YOUR TASK: Show every line of the data where the word "this" can be found.

SUPPLIED MATERIAL:
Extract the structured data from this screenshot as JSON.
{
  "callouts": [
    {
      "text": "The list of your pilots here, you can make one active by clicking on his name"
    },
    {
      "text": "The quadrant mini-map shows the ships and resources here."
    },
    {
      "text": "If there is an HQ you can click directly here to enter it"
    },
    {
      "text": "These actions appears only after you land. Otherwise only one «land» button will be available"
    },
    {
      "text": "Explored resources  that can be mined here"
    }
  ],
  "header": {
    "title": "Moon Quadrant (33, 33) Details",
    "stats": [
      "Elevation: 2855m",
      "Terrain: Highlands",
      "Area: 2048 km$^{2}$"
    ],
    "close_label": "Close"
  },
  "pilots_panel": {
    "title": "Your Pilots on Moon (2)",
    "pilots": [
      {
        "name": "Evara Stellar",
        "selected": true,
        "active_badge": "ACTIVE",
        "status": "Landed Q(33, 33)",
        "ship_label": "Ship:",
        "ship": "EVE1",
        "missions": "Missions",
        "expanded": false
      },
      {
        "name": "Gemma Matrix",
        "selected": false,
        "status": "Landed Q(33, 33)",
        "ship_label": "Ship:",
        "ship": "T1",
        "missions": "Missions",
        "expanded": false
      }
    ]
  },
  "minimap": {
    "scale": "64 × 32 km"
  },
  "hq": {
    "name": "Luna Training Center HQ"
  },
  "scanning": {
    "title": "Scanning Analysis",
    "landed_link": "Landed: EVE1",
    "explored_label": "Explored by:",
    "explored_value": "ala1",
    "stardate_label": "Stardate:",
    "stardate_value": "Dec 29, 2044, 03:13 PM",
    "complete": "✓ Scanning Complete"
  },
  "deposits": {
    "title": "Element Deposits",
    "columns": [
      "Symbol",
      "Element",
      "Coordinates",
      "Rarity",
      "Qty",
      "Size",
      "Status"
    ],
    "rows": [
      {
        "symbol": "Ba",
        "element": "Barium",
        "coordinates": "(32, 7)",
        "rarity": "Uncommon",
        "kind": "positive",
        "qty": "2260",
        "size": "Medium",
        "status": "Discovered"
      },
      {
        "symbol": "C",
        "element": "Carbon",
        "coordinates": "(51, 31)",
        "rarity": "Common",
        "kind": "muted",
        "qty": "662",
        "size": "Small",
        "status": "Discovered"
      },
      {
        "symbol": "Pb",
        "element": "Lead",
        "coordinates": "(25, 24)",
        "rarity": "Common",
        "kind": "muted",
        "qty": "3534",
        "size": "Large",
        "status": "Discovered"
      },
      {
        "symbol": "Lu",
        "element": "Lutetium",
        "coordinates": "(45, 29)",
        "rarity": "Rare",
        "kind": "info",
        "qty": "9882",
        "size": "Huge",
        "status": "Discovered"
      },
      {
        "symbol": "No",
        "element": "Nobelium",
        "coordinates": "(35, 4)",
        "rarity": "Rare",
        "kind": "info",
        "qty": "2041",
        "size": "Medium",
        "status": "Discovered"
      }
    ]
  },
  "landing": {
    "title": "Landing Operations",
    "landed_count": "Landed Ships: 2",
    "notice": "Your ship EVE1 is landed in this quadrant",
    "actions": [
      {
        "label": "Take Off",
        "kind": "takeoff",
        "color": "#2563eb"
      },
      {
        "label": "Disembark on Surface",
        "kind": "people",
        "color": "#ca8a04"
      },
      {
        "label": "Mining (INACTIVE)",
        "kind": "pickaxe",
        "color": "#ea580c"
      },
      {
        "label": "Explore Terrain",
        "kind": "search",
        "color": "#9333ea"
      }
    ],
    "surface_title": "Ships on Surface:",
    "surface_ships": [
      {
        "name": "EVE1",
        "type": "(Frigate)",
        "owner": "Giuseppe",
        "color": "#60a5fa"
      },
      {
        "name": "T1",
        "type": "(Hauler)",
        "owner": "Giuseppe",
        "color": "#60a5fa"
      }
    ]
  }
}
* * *
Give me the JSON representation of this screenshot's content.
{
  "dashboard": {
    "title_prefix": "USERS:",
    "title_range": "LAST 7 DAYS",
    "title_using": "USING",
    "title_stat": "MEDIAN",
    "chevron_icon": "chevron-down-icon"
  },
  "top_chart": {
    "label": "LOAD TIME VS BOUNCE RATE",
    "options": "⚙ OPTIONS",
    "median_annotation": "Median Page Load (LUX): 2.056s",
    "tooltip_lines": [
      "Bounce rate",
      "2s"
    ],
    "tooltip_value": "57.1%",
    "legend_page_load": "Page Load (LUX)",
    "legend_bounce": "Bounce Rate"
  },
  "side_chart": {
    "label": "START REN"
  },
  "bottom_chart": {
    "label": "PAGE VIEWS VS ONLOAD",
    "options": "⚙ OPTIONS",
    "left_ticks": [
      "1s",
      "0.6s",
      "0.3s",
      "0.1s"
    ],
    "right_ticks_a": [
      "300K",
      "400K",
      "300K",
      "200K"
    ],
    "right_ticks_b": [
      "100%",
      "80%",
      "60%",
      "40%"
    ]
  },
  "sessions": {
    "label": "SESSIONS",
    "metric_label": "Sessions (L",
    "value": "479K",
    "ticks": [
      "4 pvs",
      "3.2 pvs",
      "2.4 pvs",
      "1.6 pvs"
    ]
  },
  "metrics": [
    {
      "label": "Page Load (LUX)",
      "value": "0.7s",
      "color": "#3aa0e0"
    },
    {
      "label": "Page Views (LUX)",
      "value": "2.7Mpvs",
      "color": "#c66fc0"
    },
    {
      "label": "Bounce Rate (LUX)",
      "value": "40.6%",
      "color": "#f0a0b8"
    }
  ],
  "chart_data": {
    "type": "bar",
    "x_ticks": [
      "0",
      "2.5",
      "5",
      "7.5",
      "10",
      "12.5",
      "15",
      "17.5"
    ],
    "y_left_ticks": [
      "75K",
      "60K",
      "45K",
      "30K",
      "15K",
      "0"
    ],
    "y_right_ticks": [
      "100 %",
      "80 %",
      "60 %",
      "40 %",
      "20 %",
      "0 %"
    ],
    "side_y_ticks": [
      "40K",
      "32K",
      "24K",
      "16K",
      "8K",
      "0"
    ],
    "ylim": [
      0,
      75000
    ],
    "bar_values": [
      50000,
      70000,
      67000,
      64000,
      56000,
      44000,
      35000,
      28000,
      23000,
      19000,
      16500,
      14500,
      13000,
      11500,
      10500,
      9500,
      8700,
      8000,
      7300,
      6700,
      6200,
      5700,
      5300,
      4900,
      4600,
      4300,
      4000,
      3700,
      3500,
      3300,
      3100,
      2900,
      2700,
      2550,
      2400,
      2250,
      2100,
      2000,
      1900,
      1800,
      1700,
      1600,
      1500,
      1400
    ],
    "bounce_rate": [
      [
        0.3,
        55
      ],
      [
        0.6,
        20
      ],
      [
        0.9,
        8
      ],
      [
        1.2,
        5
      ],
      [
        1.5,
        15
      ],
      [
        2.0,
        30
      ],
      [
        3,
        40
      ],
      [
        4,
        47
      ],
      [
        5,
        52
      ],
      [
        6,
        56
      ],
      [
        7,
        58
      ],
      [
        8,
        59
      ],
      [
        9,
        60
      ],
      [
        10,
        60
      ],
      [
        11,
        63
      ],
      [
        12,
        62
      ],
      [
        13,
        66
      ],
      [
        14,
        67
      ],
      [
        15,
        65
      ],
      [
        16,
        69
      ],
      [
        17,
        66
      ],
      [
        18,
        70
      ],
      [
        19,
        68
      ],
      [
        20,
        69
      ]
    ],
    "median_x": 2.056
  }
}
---
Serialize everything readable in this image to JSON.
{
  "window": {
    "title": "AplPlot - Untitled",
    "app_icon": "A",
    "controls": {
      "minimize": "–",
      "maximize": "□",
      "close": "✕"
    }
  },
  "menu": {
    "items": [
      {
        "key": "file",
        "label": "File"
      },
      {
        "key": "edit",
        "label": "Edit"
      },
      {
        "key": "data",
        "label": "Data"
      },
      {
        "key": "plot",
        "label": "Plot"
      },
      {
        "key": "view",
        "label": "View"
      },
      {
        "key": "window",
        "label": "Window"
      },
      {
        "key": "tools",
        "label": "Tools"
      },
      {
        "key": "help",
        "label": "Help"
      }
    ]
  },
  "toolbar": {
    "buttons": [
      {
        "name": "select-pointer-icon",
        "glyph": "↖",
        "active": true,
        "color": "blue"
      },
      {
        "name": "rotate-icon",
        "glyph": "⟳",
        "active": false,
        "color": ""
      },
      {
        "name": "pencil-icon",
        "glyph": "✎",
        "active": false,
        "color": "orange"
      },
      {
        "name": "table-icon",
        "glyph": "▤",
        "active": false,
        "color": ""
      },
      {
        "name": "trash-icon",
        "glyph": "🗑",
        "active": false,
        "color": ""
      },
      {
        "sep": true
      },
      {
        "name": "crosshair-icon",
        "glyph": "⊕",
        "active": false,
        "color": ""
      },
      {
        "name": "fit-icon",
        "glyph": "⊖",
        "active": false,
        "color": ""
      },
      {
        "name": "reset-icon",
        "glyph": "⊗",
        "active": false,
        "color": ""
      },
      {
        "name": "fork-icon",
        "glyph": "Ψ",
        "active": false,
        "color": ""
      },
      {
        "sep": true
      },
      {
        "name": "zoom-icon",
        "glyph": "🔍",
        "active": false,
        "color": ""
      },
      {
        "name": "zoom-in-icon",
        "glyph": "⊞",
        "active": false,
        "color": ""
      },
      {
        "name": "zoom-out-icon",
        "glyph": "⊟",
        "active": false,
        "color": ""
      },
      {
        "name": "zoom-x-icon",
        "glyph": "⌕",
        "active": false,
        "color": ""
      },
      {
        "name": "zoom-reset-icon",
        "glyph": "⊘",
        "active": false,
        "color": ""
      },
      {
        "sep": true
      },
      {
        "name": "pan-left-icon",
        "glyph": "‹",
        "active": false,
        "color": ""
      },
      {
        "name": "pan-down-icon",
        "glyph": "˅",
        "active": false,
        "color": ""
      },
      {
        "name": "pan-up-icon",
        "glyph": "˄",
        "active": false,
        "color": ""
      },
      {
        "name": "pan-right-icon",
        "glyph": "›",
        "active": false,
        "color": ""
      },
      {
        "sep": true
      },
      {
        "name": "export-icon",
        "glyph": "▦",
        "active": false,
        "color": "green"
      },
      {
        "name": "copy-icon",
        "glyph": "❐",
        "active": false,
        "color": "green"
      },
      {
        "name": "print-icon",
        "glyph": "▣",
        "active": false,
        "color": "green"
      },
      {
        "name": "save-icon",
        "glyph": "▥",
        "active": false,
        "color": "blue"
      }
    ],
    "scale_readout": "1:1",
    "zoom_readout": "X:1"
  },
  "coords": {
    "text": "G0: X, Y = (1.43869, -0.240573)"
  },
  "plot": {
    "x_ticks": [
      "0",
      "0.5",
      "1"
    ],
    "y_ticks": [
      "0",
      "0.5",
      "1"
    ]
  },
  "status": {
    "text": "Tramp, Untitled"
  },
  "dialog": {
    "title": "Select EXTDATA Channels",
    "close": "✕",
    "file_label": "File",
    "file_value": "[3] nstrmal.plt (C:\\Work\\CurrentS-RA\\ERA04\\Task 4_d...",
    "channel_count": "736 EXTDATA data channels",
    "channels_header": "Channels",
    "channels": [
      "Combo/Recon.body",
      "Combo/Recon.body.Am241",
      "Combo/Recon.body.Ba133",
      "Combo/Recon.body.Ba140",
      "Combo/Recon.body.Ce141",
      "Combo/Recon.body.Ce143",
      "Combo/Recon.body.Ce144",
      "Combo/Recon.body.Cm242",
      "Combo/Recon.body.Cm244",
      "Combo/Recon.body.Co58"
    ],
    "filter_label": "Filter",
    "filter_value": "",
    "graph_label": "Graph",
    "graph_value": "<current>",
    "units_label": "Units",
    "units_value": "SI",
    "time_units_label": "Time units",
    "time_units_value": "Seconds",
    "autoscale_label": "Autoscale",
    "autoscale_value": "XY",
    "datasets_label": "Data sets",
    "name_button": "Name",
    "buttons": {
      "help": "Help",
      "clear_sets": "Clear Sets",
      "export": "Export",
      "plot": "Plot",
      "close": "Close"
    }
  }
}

OUTPUT:
Extract the structured data from this screenshot as JSON.
    "notice": "Your ship EVE1 is landed in this quadrant",
Give me the JSON representation of this screenshot's content.
Serialize everything readable in this image to JSON.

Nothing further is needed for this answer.